For the first time in our history, U.S. prisons house over a million inmates, enough to populate a city larger than San Francisco. Building prisons is the new growth industry, as the American public reacts to a perceived increase in violence and politicians take a hard line toward crime. But this eagerness to construct more prisons raises basic questions about what the community wants and will tolerate and what the Supreme Court will sanction.

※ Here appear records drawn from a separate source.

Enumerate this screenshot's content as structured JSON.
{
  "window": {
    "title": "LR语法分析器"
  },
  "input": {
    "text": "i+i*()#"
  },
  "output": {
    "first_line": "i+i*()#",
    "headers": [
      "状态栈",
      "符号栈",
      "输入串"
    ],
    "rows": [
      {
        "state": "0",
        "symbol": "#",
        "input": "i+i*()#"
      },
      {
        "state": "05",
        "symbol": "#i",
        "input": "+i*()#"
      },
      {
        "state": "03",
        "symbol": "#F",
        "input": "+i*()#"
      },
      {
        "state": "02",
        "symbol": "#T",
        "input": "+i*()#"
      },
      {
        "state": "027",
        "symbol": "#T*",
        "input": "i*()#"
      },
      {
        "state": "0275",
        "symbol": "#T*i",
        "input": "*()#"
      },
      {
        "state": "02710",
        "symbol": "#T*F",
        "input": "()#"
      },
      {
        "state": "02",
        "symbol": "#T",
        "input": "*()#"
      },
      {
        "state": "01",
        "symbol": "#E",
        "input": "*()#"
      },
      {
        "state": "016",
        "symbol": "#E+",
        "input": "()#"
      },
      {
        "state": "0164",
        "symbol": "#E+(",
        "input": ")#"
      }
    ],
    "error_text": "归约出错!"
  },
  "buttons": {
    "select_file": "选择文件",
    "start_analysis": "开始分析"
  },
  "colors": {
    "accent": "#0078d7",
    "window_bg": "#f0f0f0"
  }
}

In this timely book, Norman Finkel looks at the relationship between the “law on the books,” as set down in the Constitution and developed in cases and decisions, and what he calls “commonsense justice,” the ordinary citizen’s notions of what is just and fair. Law is an essentially human endeavor, a collection of psychological theories about why people think, feel, and behave as they do, and when and why we should find some of them blameworthy and punishable. But is it independent of community sentiment, as some would contend? Or, as Finkel suggests, do juries bring the community’s judgment to bear on the moral blameworthiness of the defendant? When jurors decide that the law is unfair, or the punishment inappropriate for a particular defendant, they have sometimes nullified the law.

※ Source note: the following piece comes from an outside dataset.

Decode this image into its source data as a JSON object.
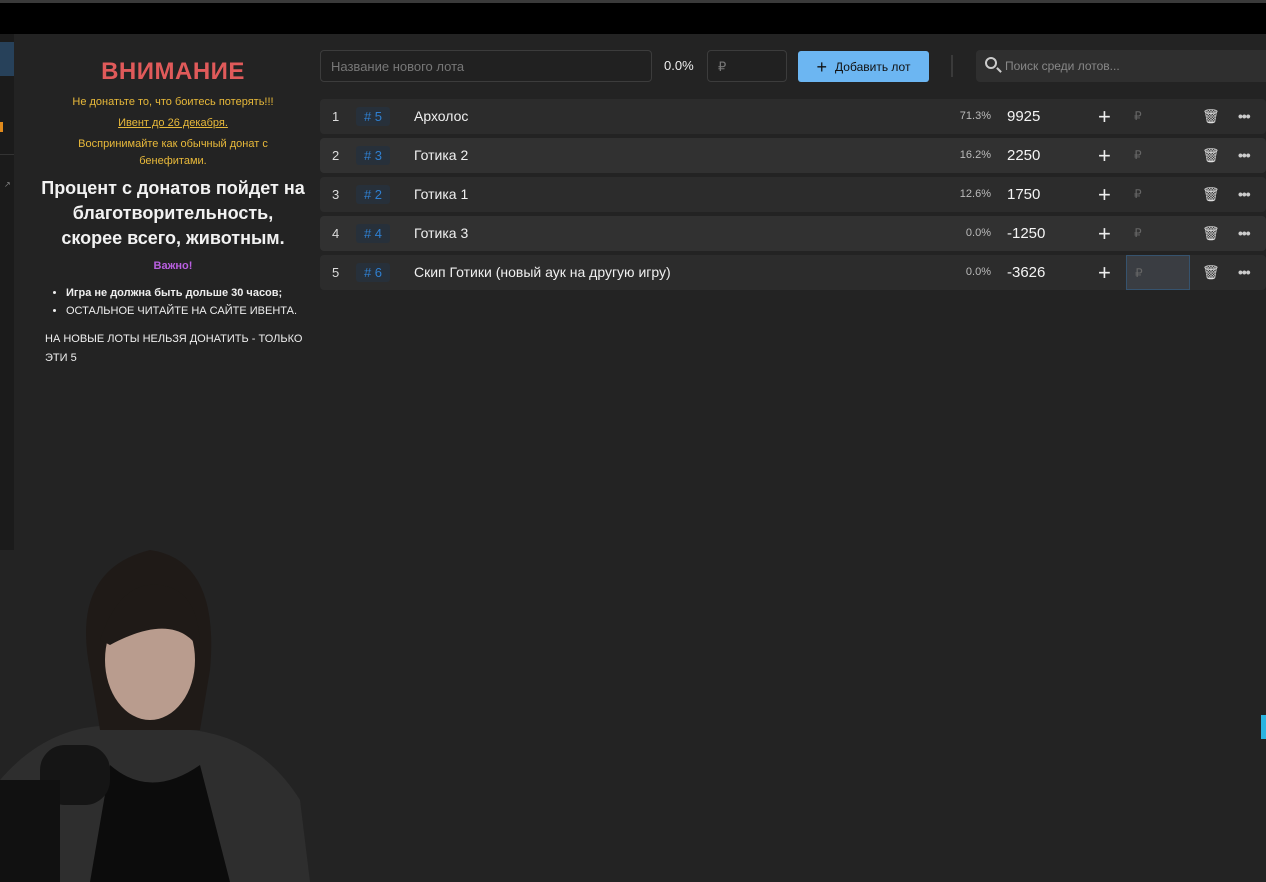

Nullification represents the jury’s desire not to defeat but “to perfect and complete” the law. It is the “no confidence” vote of commonsense justice refusing to follow the path the law has marked out—and pointing to a new path based on what seem to be more just grounds. Finkel brings to life the story behind the jury and judicial decisions, interweaving anecdotes, case law, and social science research to present a balanced and comprehensive view of important legal and social policy issues.